(Records drawn from a dataset)
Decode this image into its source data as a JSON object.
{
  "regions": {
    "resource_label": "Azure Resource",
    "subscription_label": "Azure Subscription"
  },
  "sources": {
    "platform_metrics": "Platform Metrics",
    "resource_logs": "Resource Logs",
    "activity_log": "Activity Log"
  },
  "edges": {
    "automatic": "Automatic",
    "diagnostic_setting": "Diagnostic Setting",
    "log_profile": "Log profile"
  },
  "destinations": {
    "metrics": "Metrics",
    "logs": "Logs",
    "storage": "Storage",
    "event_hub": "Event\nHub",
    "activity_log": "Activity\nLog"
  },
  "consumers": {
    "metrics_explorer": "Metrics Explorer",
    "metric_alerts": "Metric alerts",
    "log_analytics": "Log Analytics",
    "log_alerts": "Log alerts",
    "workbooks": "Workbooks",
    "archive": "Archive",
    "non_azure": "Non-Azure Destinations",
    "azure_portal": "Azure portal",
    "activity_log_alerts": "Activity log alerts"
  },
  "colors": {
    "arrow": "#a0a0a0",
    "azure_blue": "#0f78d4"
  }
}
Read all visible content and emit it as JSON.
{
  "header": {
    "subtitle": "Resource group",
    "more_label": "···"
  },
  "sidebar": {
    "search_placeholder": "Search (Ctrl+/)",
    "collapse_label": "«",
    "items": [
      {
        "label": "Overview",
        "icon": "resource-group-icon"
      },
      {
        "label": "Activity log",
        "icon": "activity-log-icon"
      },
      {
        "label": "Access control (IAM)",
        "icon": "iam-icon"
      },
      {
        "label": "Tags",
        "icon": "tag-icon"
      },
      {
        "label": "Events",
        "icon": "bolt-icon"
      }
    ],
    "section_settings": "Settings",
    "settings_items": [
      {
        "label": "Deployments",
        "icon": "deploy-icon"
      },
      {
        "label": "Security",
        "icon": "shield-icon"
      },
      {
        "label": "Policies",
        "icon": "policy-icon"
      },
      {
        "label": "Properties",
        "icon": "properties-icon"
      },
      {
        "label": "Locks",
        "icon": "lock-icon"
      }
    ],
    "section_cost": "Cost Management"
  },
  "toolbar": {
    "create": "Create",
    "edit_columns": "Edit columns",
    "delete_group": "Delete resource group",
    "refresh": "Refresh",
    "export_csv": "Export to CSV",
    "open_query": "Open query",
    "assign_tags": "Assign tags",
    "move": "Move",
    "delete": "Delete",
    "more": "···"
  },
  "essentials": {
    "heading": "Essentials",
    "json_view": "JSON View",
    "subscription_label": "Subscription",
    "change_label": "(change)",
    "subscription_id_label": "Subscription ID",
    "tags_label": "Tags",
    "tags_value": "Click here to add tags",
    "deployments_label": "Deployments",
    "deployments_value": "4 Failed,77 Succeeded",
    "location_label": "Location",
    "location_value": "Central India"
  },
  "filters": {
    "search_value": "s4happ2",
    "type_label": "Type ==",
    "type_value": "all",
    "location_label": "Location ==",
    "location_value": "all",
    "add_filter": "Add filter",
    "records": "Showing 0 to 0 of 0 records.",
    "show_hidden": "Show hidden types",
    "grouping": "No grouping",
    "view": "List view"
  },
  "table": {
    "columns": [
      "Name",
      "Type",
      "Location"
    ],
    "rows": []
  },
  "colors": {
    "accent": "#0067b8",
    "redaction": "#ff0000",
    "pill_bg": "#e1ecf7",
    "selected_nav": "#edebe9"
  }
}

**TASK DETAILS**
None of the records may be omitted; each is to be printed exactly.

**ANSWER**
Decode this image into its source data as a JSON object.
{
  "regions": {
    "resource_label": "Azure Resource",
    "subscription_label": "Azure Subscription"
  },
  "sources": {
    "platform_metrics": "Platform Metrics",
    "resource_logs": "Resource Logs",
    "activity_log": "Activity Log"
  },
  "edges": {
    "automatic": "Automatic",
    "diagnostic_setting": "Diagnostic Setting",
    "log_profile": "Log profile"
  },
  "destinations": {
    "metrics": "Metrics",
    "logs": "Logs",
    "storage": "Storage",
    "event_hub": "Event\nHub",
    "activity_log": "Activity\nLog"
  },
  "consumers": {
    "metrics_explorer": "Metrics Explorer",
    "metric_alerts": "Metric alerts",
    "log_analytics": "Log Analytics",
    "log_alerts": "Log alerts",
    "workbooks": "Workbooks",
    "archive": "Archive",
    "non_azure": "Non-Azure Destinations",
    "azure_portal": "Azure portal",
    "activity_log_alerts": "Activity log alerts"
  },
  "colors": {
    "arrow": "#a0a0a0",
    "azure_blue": "#0f78d4"
  }
}
Read all visible content and emit it as JSON.
{
  "header": {
    "subtitle": "Resource group",
    "more_label": "···"
  },
  "sidebar": {
    "search_placeholder": "Search (Ctrl+/)",
    "collapse_label": "«",
    "items": [
      {
        "label": "Overview",
        "icon": "resource-group-icon"
      },
      {
        "label": "Activity log",
        "icon": "activity-log-icon"
      },
      {
        "label": "Access control (IAM)",
        "icon": "iam-icon"
      },
      {
        "label": "Tags",
        "icon": "tag-icon"
      },
      {
        "label": "Events",
        "icon": "bolt-icon"
      }
    ],
    "section_settings": "Settings",
    "settings_items": [
      {
        "label": "Deployments",
        "icon": "deploy-icon"
      },
      {
        "label": "Security",
        "icon": "shield-icon"
      },
      {
        "label": "Policies",
        "icon": "policy-icon"
      },
      {
        "label": "Properties",
        "icon": "properties-icon"
      },
      {
        "label": "Locks",
        "icon": "lock-icon"
      }
    ],
    "section_cost": "Cost Management"
  },
  "toolbar": {
    "create": "Create",
    "edit_columns": "Edit columns",
    "delete_group": "Delete resource group",
    "refresh": "Refresh",
    "export_csv": "Export to CSV",
    "open_query": "Open query",
    "assign_tags": "Assign tags",
    "move": "Move",
    "delete": "Delete",
    "more": "···"
  },
  "essentials": {
    "heading": "Essentials",
    "json_view": "JSON View",
    "subscription_label": "Subscription",
    "change_label": "(change)",
    "subscription_id_label": "Subscription ID",
    "tags_label": "Tags",
    "tags_value": "Click here to add tags",
    "deployments_label": "Deployments",
    "deployments_value": "4 Failed,77 Succeeded",
    "location_label": "Location",
    "location_value": "Central India"
  },
  "filters": {
    "search_value": "s4happ2",
    "type_label": "Type ==",
    "type_value": "all",
    "location_label": "Location ==",
    "location_value": "all",
    "add_filter": "Add filter",
    "records": "Showing 0 to 0 of 0 records.",
    "show_hidden": "Show hidden types",
    "grouping": "No grouping",
    "view": "List view"
  },
  "table": {
    "columns": [
      "Name",
      "Type",
      "Location"
    ],
    "rows": []
  },
  "colors": {
    "accent": "#0067b8",
    "redaction": "#ff0000",
    "pill_bg": "#e1ecf7",
    "selected_nav": "#edebe9"
  }
}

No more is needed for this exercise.